It would only seem suiting that the best way to introduce this review properly would be through the power of sharing a quotation from a prestigious personality whose relevance and prominence is criminally understated. Once known as the most famous actress in the world, Sarah Bernhardt once said: “Legend remains victorious in spite of history”; considering the status of the prominent woman headliner, this aforementioned quote could have been the title of her show.
Locals Babes Are Wolves had the prestigious honour of opening the event and were livid about the opportunity but their stage presence didn’t really reflect their enthusiasm. Their polite rock sat well with the small crowd, but emphasis has to be put on the idea of polite. Unfortunately the pot wasn’t stirred by this rather perfect execution of sound the quartet were able to display; truth be told The Gov is just a bit too much of a grand venue for the four-piece. A more intimate setting is the band’s forte, then again the audience and outfit had nothing but smiles on completion, but then again who could hate a recipe of The Cardigans meets a slight AC/DC influence? Continue reading →

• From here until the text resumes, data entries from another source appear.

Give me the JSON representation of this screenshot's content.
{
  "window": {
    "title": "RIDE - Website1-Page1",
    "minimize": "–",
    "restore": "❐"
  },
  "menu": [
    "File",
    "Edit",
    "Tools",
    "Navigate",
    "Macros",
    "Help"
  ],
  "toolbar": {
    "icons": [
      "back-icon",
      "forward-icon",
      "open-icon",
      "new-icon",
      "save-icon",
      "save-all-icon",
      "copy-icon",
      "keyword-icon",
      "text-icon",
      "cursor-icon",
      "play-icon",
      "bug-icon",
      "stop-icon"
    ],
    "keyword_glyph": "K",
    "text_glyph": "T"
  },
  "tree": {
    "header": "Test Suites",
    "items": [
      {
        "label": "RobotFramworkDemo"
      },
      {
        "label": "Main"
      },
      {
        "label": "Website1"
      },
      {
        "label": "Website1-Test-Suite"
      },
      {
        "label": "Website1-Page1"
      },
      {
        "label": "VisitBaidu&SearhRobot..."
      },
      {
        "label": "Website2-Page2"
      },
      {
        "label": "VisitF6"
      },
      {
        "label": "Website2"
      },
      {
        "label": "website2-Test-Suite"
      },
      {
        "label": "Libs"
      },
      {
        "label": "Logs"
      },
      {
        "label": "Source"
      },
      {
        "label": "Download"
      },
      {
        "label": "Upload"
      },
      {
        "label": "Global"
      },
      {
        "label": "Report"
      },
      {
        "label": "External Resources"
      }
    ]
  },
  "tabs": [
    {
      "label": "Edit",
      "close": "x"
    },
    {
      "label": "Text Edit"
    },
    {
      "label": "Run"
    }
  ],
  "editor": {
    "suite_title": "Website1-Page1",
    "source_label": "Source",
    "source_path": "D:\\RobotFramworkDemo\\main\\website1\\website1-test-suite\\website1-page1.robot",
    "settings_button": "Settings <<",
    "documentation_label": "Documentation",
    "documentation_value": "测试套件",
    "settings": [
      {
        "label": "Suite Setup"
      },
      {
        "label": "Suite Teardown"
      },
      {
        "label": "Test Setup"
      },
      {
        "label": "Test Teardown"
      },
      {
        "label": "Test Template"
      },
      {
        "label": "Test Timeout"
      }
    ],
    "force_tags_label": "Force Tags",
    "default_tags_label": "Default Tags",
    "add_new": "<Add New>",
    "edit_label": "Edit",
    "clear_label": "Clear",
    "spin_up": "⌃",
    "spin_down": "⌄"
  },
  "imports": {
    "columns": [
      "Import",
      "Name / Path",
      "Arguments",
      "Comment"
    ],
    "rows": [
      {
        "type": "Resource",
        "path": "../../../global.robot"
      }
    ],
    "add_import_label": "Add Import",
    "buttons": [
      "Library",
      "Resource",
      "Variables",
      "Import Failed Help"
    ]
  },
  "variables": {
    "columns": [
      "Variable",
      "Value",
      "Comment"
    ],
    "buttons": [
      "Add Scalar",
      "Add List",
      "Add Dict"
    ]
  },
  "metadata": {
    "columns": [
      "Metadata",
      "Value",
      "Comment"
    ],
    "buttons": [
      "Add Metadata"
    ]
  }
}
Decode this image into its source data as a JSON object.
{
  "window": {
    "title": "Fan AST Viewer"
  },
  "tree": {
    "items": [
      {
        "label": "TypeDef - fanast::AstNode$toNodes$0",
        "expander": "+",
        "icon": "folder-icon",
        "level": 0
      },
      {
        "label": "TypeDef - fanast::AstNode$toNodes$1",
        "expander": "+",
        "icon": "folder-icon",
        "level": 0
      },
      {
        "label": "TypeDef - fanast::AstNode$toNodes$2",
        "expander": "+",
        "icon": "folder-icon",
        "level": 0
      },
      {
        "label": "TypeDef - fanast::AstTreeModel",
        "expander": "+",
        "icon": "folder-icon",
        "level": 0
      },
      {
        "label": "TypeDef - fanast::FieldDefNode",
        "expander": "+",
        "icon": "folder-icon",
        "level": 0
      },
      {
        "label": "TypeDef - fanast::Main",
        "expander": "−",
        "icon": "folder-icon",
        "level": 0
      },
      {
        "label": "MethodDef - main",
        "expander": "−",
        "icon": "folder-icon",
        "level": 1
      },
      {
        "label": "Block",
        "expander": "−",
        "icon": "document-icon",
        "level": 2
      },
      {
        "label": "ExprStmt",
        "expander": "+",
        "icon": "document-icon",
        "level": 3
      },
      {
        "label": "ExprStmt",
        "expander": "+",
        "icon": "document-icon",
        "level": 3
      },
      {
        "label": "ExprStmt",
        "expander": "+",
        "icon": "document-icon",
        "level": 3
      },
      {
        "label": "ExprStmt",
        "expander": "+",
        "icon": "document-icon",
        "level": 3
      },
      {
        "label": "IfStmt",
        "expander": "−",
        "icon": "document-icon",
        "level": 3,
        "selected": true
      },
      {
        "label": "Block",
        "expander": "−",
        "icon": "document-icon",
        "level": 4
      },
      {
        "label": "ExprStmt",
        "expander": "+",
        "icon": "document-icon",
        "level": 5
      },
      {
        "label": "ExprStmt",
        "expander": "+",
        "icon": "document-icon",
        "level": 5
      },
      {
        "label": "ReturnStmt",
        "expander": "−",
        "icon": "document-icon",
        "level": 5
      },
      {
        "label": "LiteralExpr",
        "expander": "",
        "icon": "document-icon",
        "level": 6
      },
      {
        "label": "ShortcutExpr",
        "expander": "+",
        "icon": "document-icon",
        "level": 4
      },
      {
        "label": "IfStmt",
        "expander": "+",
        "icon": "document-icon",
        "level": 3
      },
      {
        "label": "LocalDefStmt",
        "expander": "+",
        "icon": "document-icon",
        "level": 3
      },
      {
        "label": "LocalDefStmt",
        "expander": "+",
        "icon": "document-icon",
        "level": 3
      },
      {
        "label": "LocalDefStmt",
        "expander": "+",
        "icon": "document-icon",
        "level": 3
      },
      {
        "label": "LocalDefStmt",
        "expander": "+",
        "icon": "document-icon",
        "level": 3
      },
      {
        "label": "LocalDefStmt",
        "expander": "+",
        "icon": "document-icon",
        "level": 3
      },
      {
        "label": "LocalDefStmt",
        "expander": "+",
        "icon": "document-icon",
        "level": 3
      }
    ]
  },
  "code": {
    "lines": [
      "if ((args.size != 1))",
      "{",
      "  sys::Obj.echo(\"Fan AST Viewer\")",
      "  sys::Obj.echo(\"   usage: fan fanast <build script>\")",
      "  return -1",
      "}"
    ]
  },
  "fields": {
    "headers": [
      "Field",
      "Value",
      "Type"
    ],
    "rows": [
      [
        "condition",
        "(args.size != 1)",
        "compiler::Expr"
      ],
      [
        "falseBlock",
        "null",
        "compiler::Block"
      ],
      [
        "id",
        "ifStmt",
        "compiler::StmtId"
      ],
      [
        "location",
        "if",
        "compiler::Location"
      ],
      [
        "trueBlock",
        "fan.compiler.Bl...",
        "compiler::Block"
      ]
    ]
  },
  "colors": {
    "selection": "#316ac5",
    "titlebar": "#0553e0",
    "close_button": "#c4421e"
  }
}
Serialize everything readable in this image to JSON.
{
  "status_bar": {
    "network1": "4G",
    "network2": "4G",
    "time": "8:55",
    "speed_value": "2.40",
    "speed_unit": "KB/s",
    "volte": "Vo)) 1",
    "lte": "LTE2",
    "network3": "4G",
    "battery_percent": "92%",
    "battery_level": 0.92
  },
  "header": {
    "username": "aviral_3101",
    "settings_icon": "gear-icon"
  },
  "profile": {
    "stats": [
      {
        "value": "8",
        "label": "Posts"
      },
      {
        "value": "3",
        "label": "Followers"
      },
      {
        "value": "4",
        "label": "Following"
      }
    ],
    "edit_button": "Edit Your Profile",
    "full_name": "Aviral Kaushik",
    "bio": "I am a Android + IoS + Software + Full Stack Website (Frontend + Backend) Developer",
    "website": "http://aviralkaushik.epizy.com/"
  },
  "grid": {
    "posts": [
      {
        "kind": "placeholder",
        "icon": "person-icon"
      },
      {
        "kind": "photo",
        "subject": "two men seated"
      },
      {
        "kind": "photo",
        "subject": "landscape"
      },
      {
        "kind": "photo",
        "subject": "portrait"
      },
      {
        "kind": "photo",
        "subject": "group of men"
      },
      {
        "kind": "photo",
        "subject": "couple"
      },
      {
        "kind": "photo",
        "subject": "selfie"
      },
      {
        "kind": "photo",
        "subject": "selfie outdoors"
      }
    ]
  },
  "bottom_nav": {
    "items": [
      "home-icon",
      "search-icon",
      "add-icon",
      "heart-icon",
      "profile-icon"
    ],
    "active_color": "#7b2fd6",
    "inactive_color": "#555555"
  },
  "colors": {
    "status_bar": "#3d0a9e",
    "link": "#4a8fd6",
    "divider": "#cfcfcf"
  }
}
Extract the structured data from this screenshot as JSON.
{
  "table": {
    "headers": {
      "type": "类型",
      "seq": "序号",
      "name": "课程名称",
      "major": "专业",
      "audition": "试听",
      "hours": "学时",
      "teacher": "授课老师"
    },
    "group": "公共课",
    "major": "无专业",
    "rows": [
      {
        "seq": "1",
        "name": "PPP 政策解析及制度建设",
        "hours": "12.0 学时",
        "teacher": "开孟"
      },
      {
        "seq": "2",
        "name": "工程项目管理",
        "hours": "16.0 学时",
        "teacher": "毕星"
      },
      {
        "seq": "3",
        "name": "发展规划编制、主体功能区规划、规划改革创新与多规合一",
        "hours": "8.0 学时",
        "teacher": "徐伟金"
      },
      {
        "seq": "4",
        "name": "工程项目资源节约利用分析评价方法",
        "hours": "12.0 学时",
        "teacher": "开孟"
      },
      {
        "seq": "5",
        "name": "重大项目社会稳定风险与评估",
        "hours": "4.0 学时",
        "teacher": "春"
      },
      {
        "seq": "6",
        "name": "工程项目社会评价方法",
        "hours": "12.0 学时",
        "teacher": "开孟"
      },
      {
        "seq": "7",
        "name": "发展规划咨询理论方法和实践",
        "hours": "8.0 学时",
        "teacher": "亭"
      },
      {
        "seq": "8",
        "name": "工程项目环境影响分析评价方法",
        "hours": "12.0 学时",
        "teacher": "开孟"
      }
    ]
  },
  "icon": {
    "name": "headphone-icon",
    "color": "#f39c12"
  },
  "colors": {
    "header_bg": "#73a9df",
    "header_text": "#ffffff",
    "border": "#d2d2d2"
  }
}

The rarity of all ages shows nowadays added a necessary acknowledgement to this monumental event; particular compliments should be directed toward HQ complex for allowing the youth entry to witness their favourite acts. The matter of contention however with this graceful allowance was the outrageous starting time; for this writer alone upon entry I was only able to see the final song of Melbourne’s sextet Storm The Sky which was fortunately their most recently released single Only One. Arguably the band’s strongest song from their debut album Permanance, a slight departure from their melodic metalcore formula which actually revolves more around a heavier progressive alternative rock, it’s the emotional demeanor communicated by the track that is most captivating. Concluding with only clean vocalist Will Jarratt sprawled across the stage floor singing “Could You Really Lose Me, Cause I Could Really Use Me Now” in excellent rhythm with drummer Alex Trail, it was immensely compelling.
For the last day of Autumn, even the calling of the warm glow emitted from my home away from home, Fowler’s Live, had this scribe feeling somewhat at unease with what may transpire. A show of this nature on a Sunday night has an unfortunate tendency in Adelaide to be met with an undersized audience. It would seem however that Adelaide had no apprehension toward this event, an excellent attendance was in tow, which added further exhiliration to the already intoxicated atmosphere.
Ear plugs were a necessity for opening local act Last Days Of Kali, but in an outstanding nature. The trio who radiate a deafening wall of post-rock / post-metal / instrumental sound easily transfixed the early comers to the venue and lost themselves in their awe-inspiring talent. Barely muttering a word throughout their performance, more impressively barely needing to, their music did the talking at an excellently damaging nature. If indie doom is up your alley, this three-piece are arguably the best in the nation at it, especially with their intricate keyboard addition which arouses another dimension to their soundscape.